ABOUT THIS EXERCISE:
For the entries below, report the number of lines containing "描述失恋", without any other content.

[Entries from a dataset of interfaces]

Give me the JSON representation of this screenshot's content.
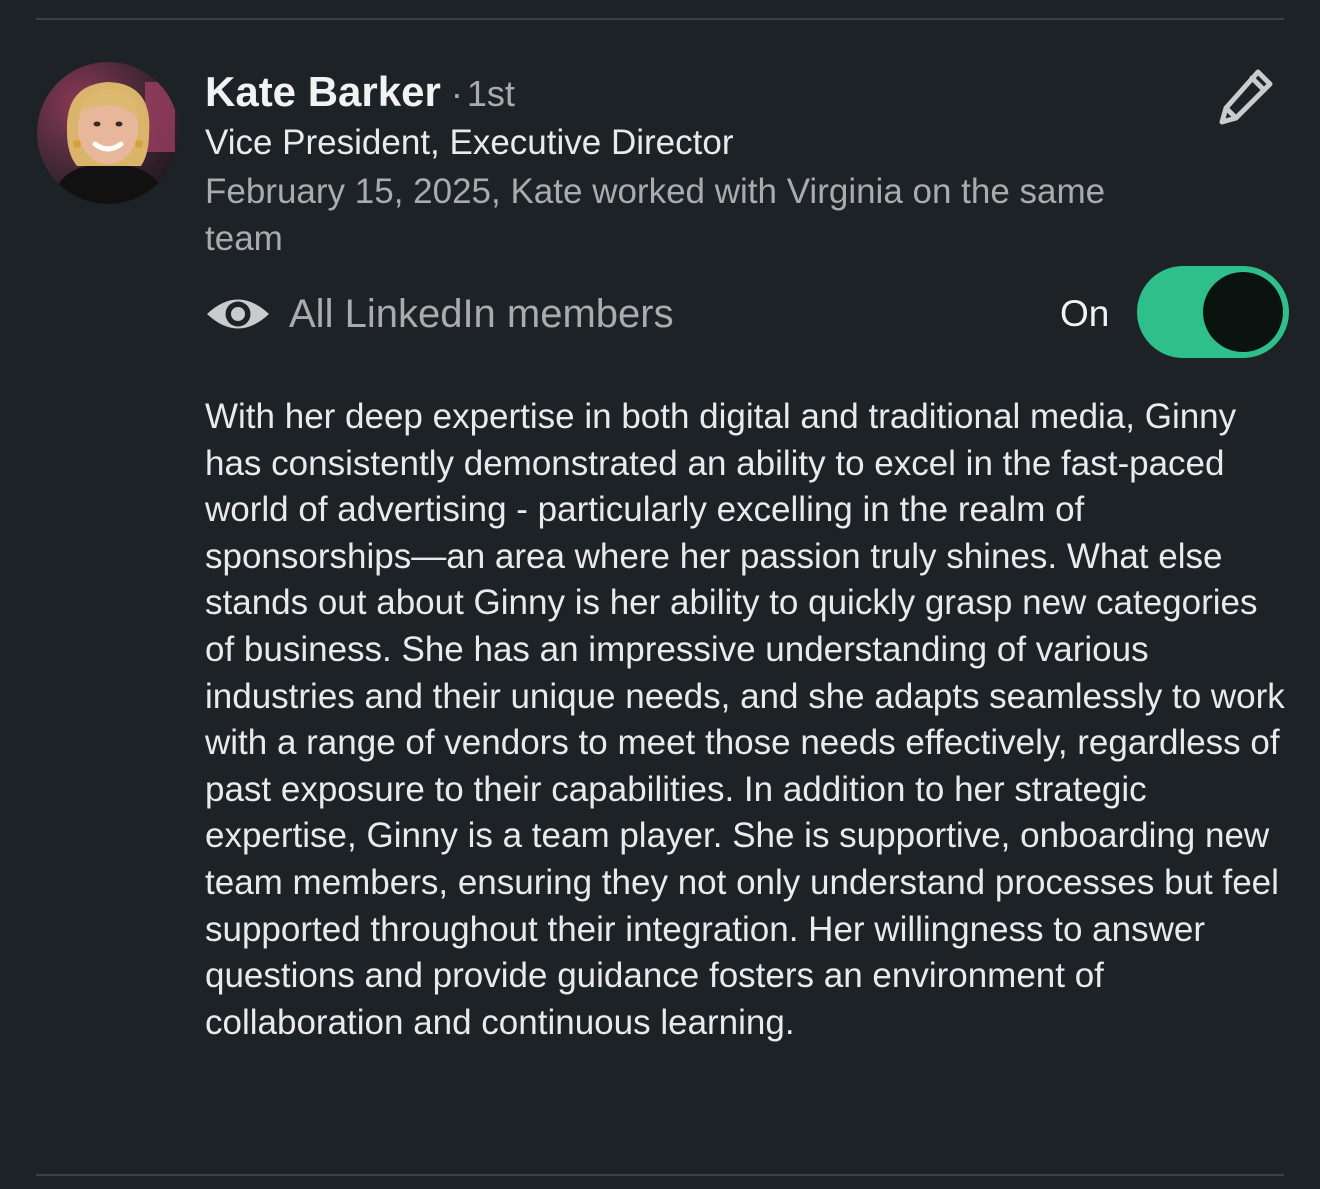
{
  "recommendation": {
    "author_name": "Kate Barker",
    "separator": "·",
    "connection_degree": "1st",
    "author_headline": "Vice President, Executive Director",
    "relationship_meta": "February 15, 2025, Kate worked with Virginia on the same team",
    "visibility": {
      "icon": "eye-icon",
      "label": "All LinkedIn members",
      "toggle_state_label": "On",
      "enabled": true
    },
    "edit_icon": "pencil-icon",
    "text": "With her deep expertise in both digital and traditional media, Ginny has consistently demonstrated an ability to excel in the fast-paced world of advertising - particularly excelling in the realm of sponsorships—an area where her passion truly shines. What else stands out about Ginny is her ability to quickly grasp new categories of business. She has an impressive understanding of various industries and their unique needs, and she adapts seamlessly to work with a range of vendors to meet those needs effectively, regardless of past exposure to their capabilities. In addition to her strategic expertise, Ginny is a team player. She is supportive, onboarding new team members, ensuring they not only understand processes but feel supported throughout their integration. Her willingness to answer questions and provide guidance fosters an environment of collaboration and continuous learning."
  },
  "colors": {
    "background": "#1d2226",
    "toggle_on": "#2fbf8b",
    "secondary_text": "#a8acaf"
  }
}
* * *
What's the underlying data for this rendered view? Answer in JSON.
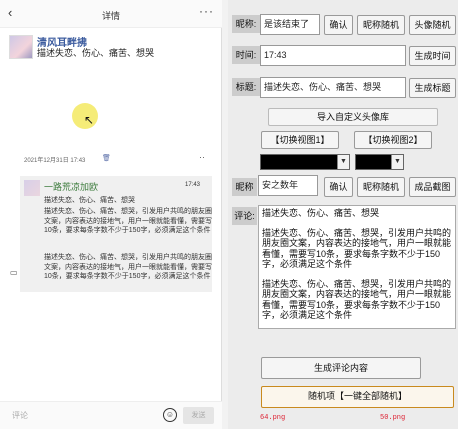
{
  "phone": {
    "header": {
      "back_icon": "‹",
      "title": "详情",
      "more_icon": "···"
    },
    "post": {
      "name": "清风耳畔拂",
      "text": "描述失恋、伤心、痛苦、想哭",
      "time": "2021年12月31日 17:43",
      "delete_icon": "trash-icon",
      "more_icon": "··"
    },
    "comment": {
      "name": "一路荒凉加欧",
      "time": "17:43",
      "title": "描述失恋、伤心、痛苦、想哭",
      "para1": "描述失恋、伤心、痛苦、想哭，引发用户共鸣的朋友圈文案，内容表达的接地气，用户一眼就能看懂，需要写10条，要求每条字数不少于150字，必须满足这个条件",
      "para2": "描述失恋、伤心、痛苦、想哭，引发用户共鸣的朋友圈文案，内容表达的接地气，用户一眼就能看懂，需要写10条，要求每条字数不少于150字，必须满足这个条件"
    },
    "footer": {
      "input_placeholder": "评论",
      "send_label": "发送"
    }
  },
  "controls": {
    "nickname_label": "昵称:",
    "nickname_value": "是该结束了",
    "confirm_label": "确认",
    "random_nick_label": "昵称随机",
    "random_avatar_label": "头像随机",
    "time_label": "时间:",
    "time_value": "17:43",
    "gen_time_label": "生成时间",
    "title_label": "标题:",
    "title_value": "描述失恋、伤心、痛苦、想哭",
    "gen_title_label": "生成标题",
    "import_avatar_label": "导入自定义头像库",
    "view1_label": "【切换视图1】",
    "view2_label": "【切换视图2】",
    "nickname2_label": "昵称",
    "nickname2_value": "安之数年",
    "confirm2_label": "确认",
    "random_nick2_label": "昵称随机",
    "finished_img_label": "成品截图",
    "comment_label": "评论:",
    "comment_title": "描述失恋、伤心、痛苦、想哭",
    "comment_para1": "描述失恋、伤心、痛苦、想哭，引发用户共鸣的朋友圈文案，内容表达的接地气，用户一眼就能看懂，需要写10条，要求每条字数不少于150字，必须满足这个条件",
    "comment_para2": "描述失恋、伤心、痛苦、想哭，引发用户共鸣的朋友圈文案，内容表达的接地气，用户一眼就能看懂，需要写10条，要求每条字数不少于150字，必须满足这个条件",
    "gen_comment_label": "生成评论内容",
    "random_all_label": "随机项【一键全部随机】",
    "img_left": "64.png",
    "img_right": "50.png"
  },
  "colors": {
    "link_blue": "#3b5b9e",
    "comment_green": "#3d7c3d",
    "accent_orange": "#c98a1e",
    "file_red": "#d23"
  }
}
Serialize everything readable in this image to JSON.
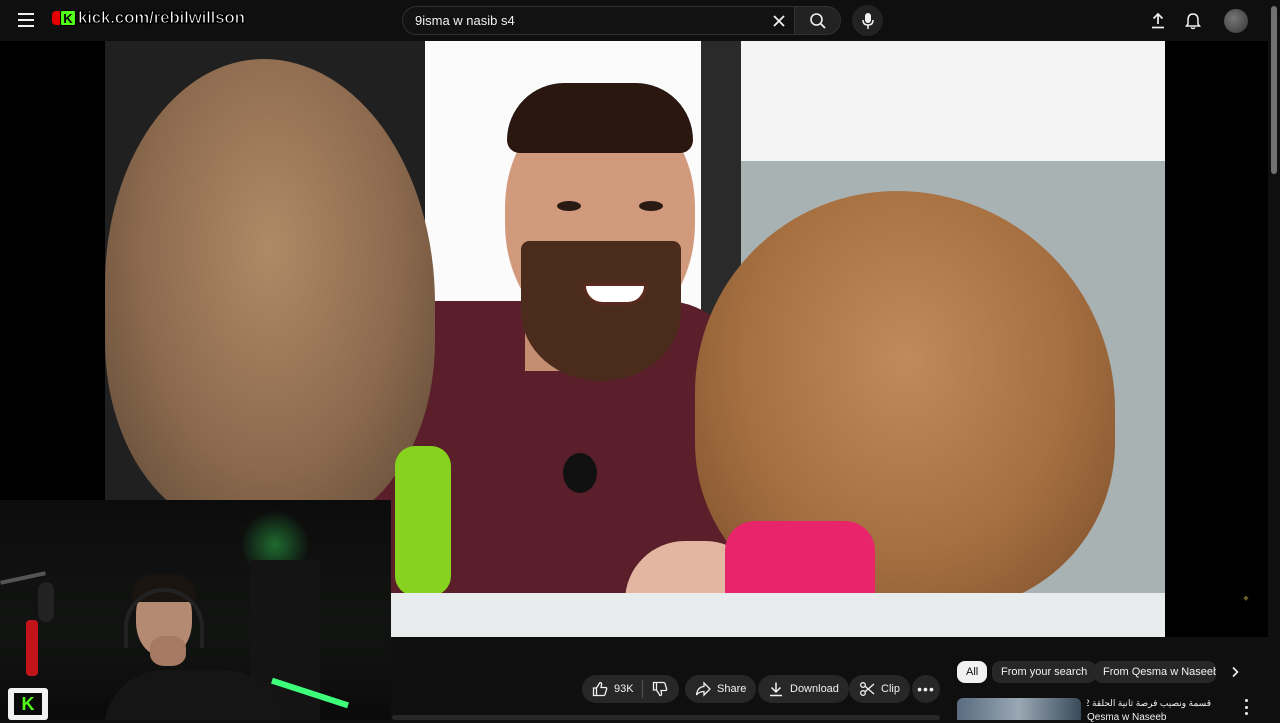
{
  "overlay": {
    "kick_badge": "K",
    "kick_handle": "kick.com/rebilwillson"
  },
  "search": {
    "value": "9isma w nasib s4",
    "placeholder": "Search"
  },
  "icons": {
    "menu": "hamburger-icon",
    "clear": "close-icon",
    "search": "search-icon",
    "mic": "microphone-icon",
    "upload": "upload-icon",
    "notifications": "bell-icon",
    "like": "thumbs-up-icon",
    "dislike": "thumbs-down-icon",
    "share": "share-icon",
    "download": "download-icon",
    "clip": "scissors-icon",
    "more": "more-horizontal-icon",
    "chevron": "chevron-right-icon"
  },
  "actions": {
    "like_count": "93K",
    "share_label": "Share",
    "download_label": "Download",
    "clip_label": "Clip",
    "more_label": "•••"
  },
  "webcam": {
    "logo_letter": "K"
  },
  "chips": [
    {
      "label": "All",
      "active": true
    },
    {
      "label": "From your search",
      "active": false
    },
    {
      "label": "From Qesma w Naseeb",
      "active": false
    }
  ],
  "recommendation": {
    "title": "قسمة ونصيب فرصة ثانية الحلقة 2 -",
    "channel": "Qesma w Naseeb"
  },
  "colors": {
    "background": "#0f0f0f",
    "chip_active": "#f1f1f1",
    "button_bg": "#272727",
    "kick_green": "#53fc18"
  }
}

RESPONSE TO THIS EXERCISE:
8